Mr Swann (The Minister of Health): This statement provides an update on UK four nations' cooperation to achieve greater parity of financial support for those infected and/or affected by contaminated blood across the UK.
On taking up post as Health Minister in January 2020, I announced a Review of the Northern Ireland Infected Blood Payment Scheme. This work has continued throughout the COVID-19 pandemic and to date, I have introduced reforms which have brought NI infected beneficiaries into line with their counterparts in England and I have announced annual financial support to non-infected bereaved spouses and partners on the NI Scheme.
Alongside the NI Review, my Department has been working closely since April 2019 with the Cabinet Office and Health Departments in England, Scotland and Wales to explore how to achieve greater parity of support across the four UK infected blood schemes, recognising that the integrity of the schemes developed under devolution should be respected and ensuring that any reform would not leave a beneficiary worse off than their counterpart in another part of the UK.
In January 2020 the UK government reaffirmed its commitment to resolving the disparities in financial support for infected beneficiaries in Northern Ireland, Scotland and Wales, as well as addressing broader issues of disparity, including support for non-infected bereaved spouses and partners.
Subject to funding from HM Treasury, I have agreed to implement a number of changes to the NI Infected Blood Payment Scheme, which are intended to achieve greater alignment in financial support across the UK schemes. The reforms are as follows:

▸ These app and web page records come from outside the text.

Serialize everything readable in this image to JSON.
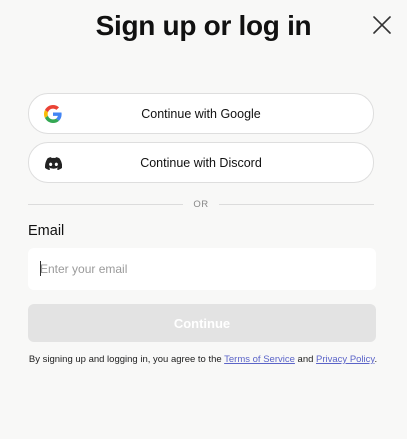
{
  "dialog": {
    "title": "Sign up or log in"
  },
  "providers": {
    "google": {
      "label": "Continue with Google",
      "icon": "google-icon"
    },
    "discord": {
      "label": "Continue with Discord",
      "icon": "discord-icon"
    }
  },
  "divider": {
    "text": "OR"
  },
  "email": {
    "label": "Email",
    "placeholder": "Enter your email",
    "value": ""
  },
  "submit": {
    "label": "Continue",
    "enabled": false
  },
  "terms": {
    "prefix": "By signing up and logging in, you agree to the ",
    "terms_link": "Terms of Service",
    "middle": " and ",
    "privacy_link": "Privacy Policy",
    "suffix": "."
  },
  "colors": {
    "background": "#f8f8f7",
    "button_border": "#dedede",
    "disabled_button": "#e3e3e3",
    "link": "#5b64c8"
  }
}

- payments for non-infected bereaved spouses or partners will increase from 75% of the deceased beneficiary's annual payment to an automatic 100% of the deceased beneficiary's payment in the first year, with 75% payable in subsequent years. This is in line with the policy in Scotland and will be backdated to 1 April 2019;
- the introduction of enhanced support payments for eligible Hepatitis C Stage 1 beneficiaries, in line with rates paid in England and backdated to 1 April 2019 - subject to a model being developed in consultation with stakeholders;
- the £10,000 bereavement lump sum, which has been provided since the NI Scheme was established in 2017, will also now be payable to the Estate of the deceased in cases where there is no living spouse or partner, in line with the position in England and Wales. This will be backdated to 1 April 2017, meaning all eligible beneficiaries currently registered on the Scheme will receive the appropriate payment in arrears;
- the lump sum payment to a Hepatitis C Stage1 beneficiary will increase from £20,000 to £50,000, with the additional £20,000 payable if a stage 1 beneficiary moves to stage 2. The total lump sum payable for Hepatitis C beneficiaries remains at £70,000. This policy is in line with the position in Scotland and will be backdated to 1 April 2017, meaning that all eligible beneficiaries currently registered with the Scheme will receive this additional payment in arrears;
- the lump sum payment to a HIV beneficiary will increase from the current range of payments up to maximum of £80.5k (depending on circumstances) to an automatic £80.5k, backdated to 1 April 2017, meaning all eligible beneficiaries currently registered with the Scheme will receive any appropriate additional payment in arrears subject to the lump sum amount previously received.
The Health Ministers in England, Scotland and Wales have also agreed to reforms to similarly adapt their respective schemes.
Beneficiaries will continue to receive their current payments until the changes can be made.